Try it :: Print the entries exactly; no image belongs in the copy.

[Interface dataset entries]

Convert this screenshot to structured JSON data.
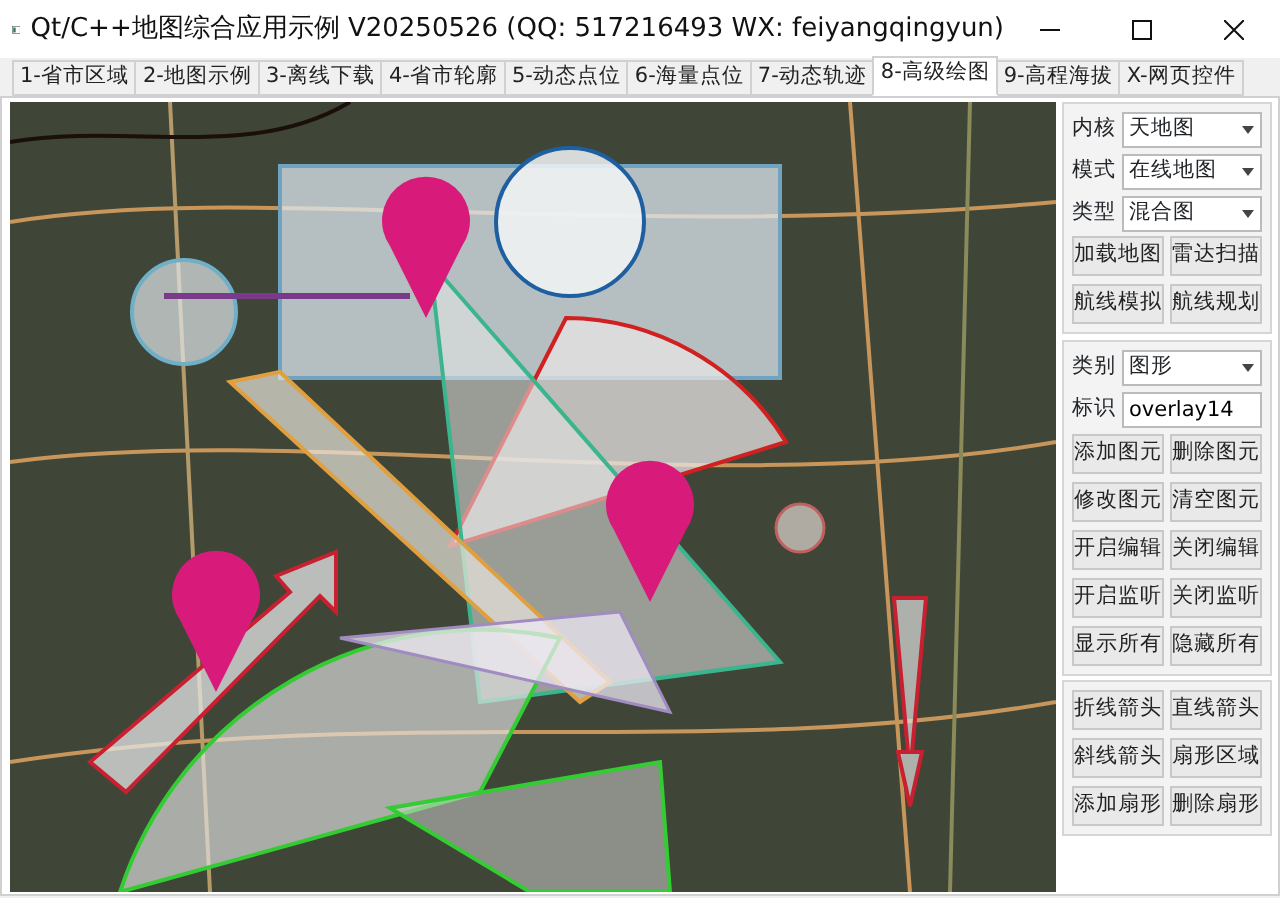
{
  "window": {
    "title": "Qt/C++地图综合应用示例 V20250526 (QQ: 517216493 WX: feiyangqingyun)"
  },
  "tabs": [
    {
      "label": "1-省市区域",
      "selected": false
    },
    {
      "label": "2-地图示例",
      "selected": false
    },
    {
      "label": "3-离线下载",
      "selected": false
    },
    {
      "label": "4-省市轮廓",
      "selected": false
    },
    {
      "label": "5-动态点位",
      "selected": false
    },
    {
      "label": "6-海量点位",
      "selected": false
    },
    {
      "label": "7-动态轨迹",
      "selected": false
    },
    {
      "label": "8-高级绘图",
      "selected": true
    },
    {
      "label": "9-高程海拔",
      "selected": false
    },
    {
      "label": "X-网页控件",
      "selected": false
    }
  ],
  "panels": [
    {
      "fields": [
        {
          "kind": "select",
          "label": "内核",
          "value": "天地图"
        },
        {
          "kind": "select",
          "label": "模式",
          "value": "在线地图"
        },
        {
          "kind": "select",
          "label": "类型",
          "value": "混合图"
        }
      ],
      "buttons": [
        "加载地图",
        "雷达扫描",
        "航线模拟",
        "航线规划"
      ]
    },
    {
      "fields": [
        {
          "kind": "select",
          "label": "类别",
          "value": "图形"
        },
        {
          "kind": "text",
          "label": "标识",
          "value": "overlay14"
        }
      ],
      "buttons": [
        "添加图元",
        "删除图元",
        "修改图元",
        "清空图元",
        "开启编辑",
        "关闭编辑",
        "开启监听",
        "关闭监听",
        "显示所有",
        "隐藏所有"
      ]
    },
    {
      "buttons": [
        "折线箭头",
        "直线箭头",
        "斜线箭头",
        "扇形区域",
        "添加扇形",
        "删除扇形"
      ]
    }
  ]
}
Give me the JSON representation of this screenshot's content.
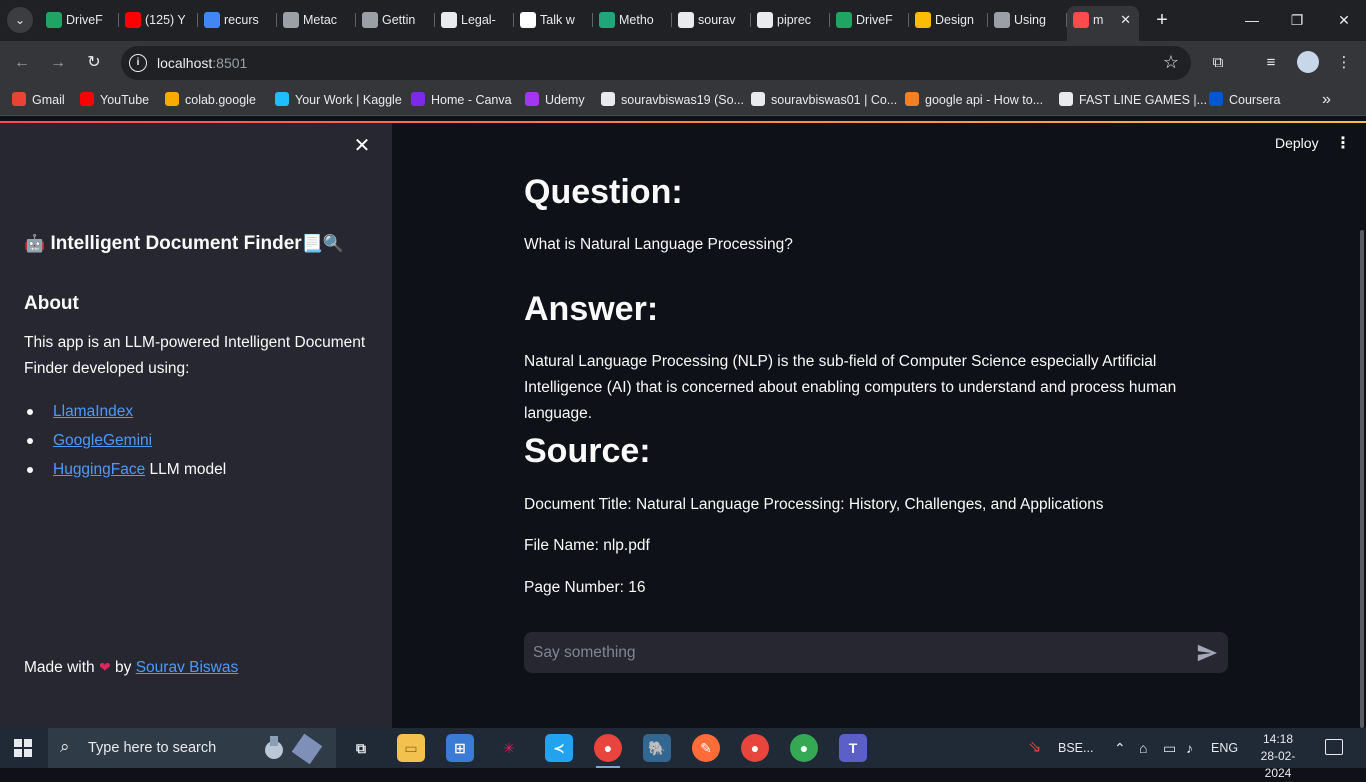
{
  "browser": {
    "tabs": [
      {
        "label": "DriveF",
        "icon": "google-drive-icon",
        "color": "#1fa463"
      },
      {
        "label": "(125) Y",
        "icon": "youtube-icon",
        "color": "#ff0000"
      },
      {
        "label": "recurs",
        "icon": "google-icon",
        "color": "#4285f4"
      },
      {
        "label": "Metac",
        "icon": "document-icon",
        "color": "#9aa0a6"
      },
      {
        "label": "Gettin",
        "icon": "document-icon",
        "color": "#9aa0a6"
      },
      {
        "label": "Legal-",
        "icon": "github-icon",
        "color": "#e8eaed"
      },
      {
        "label": "Talk w",
        "icon": "medium-icon",
        "color": "#ffffff"
      },
      {
        "label": "Metho",
        "icon": "papers-icon",
        "color": "#21a67a"
      },
      {
        "label": "sourav",
        "icon": "github-icon",
        "color": "#e8eaed"
      },
      {
        "label": "piprec",
        "icon": "box-icon",
        "color": "#e8eaed"
      },
      {
        "label": "DriveF",
        "icon": "google-drive-icon",
        "color": "#1fa463"
      },
      {
        "label": "Design",
        "icon": "google-drive-icon",
        "color": "#fbbc04"
      },
      {
        "label": "Using",
        "icon": "document-icon",
        "color": "#9aa0a6"
      },
      {
        "label": "m",
        "icon": "streamlit-icon",
        "color": "#ff4b4b"
      }
    ],
    "url_host": "localhost",
    "url_port": ":8501",
    "bookmarks": [
      {
        "label": "Gmail",
        "color": "#ea4335"
      },
      {
        "label": "YouTube",
        "color": "#ff0000"
      },
      {
        "label": "colab.google",
        "color": "#f9ab00"
      },
      {
        "label": "Your Work | Kaggle",
        "color": "#20beff"
      },
      {
        "label": "Home - Canva",
        "color": "#7d2ae8"
      },
      {
        "label": "Udemy",
        "color": "#a435f0"
      },
      {
        "label": "souravbiswas19 (So...",
        "color": "#e8eaed"
      },
      {
        "label": "souravbiswas01 | Co...",
        "color": "#e8eaed"
      },
      {
        "label": "google api - How to...",
        "color": "#f48024"
      },
      {
        "label": "FAST LINE GAMES |...",
        "color": "#e8eaed"
      },
      {
        "label": "Coursera",
        "color": "#0056d2"
      }
    ]
  },
  "sidebar": {
    "title": "Intelligent Document Finder",
    "title_emoji_before": "🤖",
    "title_emoji_after": "📃🔍",
    "about_heading": "About",
    "about_text": "This app is an LLM-powered Intelligent Document Finder developed using:",
    "links": [
      {
        "label": "LlamaIndex",
        "suffix": ""
      },
      {
        "label": "GoogleGemini",
        "suffix": ""
      },
      {
        "label": "HuggingFace",
        "suffix": " LLM model"
      }
    ],
    "footer_prefix": "Made with",
    "footer_by": "by",
    "footer_author": "Sourav Biswas"
  },
  "main": {
    "deploy_label": "Deploy",
    "question_heading": "Question:",
    "question_text": "What is Natural Language Processing?",
    "answer_heading": "Answer:",
    "answer_text": "Natural Language Processing (NLP) is the sub-field of Computer Science especially Artificial Intelligence (AI) that is concerned about enabling computers to understand and process human language.",
    "source_heading": "Source:",
    "source_title": "Document Title: Natural Language Processing: History, Challenges, and Applications",
    "source_file": "File Name: nlp.pdf",
    "source_page": "Page Number: 16",
    "chat_placeholder": "Say something"
  },
  "taskbar": {
    "search_placeholder": "Type here to search",
    "stock_label": "BSE...",
    "language": "ENG",
    "time": "14:18",
    "date": "28-02-2024"
  }
}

Answer to this task ::
Convert this screenshot to structured JSON data.
{
  "window": {
    "title": "Qt/C++地图综合应用示例 V20250526 (QQ: 517216493 WX: feiyangqingyun)"
  },
  "tabs": [
    {
      "label": "1-省市区域",
      "selected": false
    },
    {
      "label": "2-地图示例",
      "selected": false
    },
    {
      "label": "3-离线下载",
      "selected": false
    },
    {
      "label": "4-省市轮廓",
      "selected": false
    },
    {
      "label": "5-动态点位",
      "selected": false
    },
    {
      "label": "6-海量点位",
      "selected": false
    },
    {
      "label": "7-动态轨迹",
      "selected": false
    },
    {
      "label": "8-高级绘图",
      "selected": true
    },
    {
      "label": "9-高程海拔",
      "selected": false
    },
    {
      "label": "X-网页控件",
      "selected": false
    }
  ],
  "panels": [
    {
      "fields": [
        {
          "kind": "select",
          "label": "内核",
          "value": "天地图"
        },
        {
          "kind": "select",
          "label": "模式",
          "value": "在线地图"
        },
        {
          "kind": "select",
          "label": "类型",
          "value": "混合图"
        }
      ],
      "buttons": [
        "加载地图",
        "雷达扫描",
        "航线模拟",
        "航线规划"
      ]
    },
    {
      "fields": [
        {
          "kind": "select",
          "label": "类别",
          "value": "图形"
        },
        {
          "kind": "text",
          "label": "标识",
          "value": "overlay14"
        }
      ],
      "buttons": [
        "添加图元",
        "删除图元",
        "修改图元",
        "清空图元",
        "开启编辑",
        "关闭编辑",
        "开启监听",
        "关闭监听",
        "显示所有",
        "隐藏所有"
      ]
    },
    {
      "buttons": [
        "折线箭头",
        "直线箭头",
        "斜线箭头",
        "扇形区域",
        "添加扇形",
        "删除扇形"
      ]
    }
  ]
}
Give me the JSON representation of this screenshot's content.
{
  "browser": {
    "tabs": [
      {
        "label": "DriveF",
        "icon": "google-drive-icon",
        "color": "#1fa463"
      },
      {
        "label": "(125) Y",
        "icon": "youtube-icon",
        "color": "#ff0000"
      },
      {
        "label": "recurs",
        "icon": "google-icon",
        "color": "#4285f4"
      },
      {
        "label": "Metac",
        "icon": "document-icon",
        "color": "#9aa0a6"
      },
      {
        "label": "Gettin",
        "icon": "document-icon",
        "color": "#9aa0a6"
      },
      {
        "label": "Legal-",
        "icon": "github-icon",
        "color": "#e8eaed"
      },
      {
        "label": "Talk w",
        "icon": "medium-icon",
        "color": "#ffffff"
      },
      {
        "label": "Metho",
        "icon": "papers-icon",
        "color": "#21a67a"
      },
      {
        "label": "sourav",
        "icon": "github-icon",
        "color": "#e8eaed"
      },
      {
        "label": "piprec",
        "icon": "box-icon",
        "color": "#e8eaed"
      },
      {
        "label": "DriveF",
        "icon": "google-drive-icon",
        "color": "#1fa463"
      },
      {
        "label": "Design",
        "icon": "google-drive-icon",
        "color": "#fbbc04"
      },
      {
        "label": "Using",
        "icon": "document-icon",
        "color": "#9aa0a6"
      },
      {
        "label": "m",
        "icon": "streamlit-icon",
        "color": "#ff4b4b"
      }
    ],
    "url_host": "localhost",
    "url_port": ":8501",
    "bookmarks": [
      {
        "label": "Gmail",
        "color": "#ea4335"
      },
      {
        "label": "YouTube",
        "color": "#ff0000"
      },
      {
        "label": "colab.google",
        "color": "#f9ab00"
      },
      {
        "label": "Your Work | Kaggle",
        "color": "#20beff"
      },
      {
        "label": "Home - Canva",
        "color": "#7d2ae8"
      },
      {
        "label": "Udemy",
        "color": "#a435f0"
      },
      {
        "label": "souravbiswas19 (So...",
        "color": "#e8eaed"
      },
      {
        "label": "souravbiswas01 | Co...",
        "color": "#e8eaed"
      },
      {
        "label": "google api - How to...",
        "color": "#f48024"
      },
      {
        "label": "FAST LINE GAMES |...",
        "color": "#e8eaed"
      },
      {
        "label": "Coursera",
        "color": "#0056d2"
      }
    ]
  },
  "sidebar": {
    "title": "Intelligent Document Finder",
    "title_emoji_before": "🤖",
    "title_emoji_after": "📃🔍",
    "about_heading": "About",
    "about_text": "This app is an LLM-powered Intelligent Document Finder developed using:",
    "links": [
      {
        "label": "LlamaIndex",
        "suffix": ""
      },
      {
        "label": "GoogleGemini",
        "suffix": ""
      },
      {
        "label": "HuggingFace",
        "suffix": " LLM model"
      }
    ],
    "footer_prefix": "Made with",
    "footer_by": "by",
    "footer_author": "Sourav Biswas"
  },
  "main": {
    "deploy_label": "Deploy",
    "question_heading": "Question:",
    "question_text": "What is Natural Language Processing?",
    "answer_heading": "Answer:",
    "answer_text": "Natural Language Processing (NLP) is the sub-field of Computer Science especially Artificial Intelligence (AI) that is concerned about enabling computers to understand and process human language.",
    "source_heading": "Source:",
    "source_title": "Document Title: Natural Language Processing: History, Challenges, and Applications",
    "source_file": "File Name: nlp.pdf",
    "source_page": "Page Number: 16",
    "chat_placeholder": "Say something"
  },
  "taskbar": {
    "search_placeholder": "Type here to search",
    "stock_label": "BSE...",
    "language": "ENG",
    "time": "14:18",
    "date": "28-02-2024"
  }
}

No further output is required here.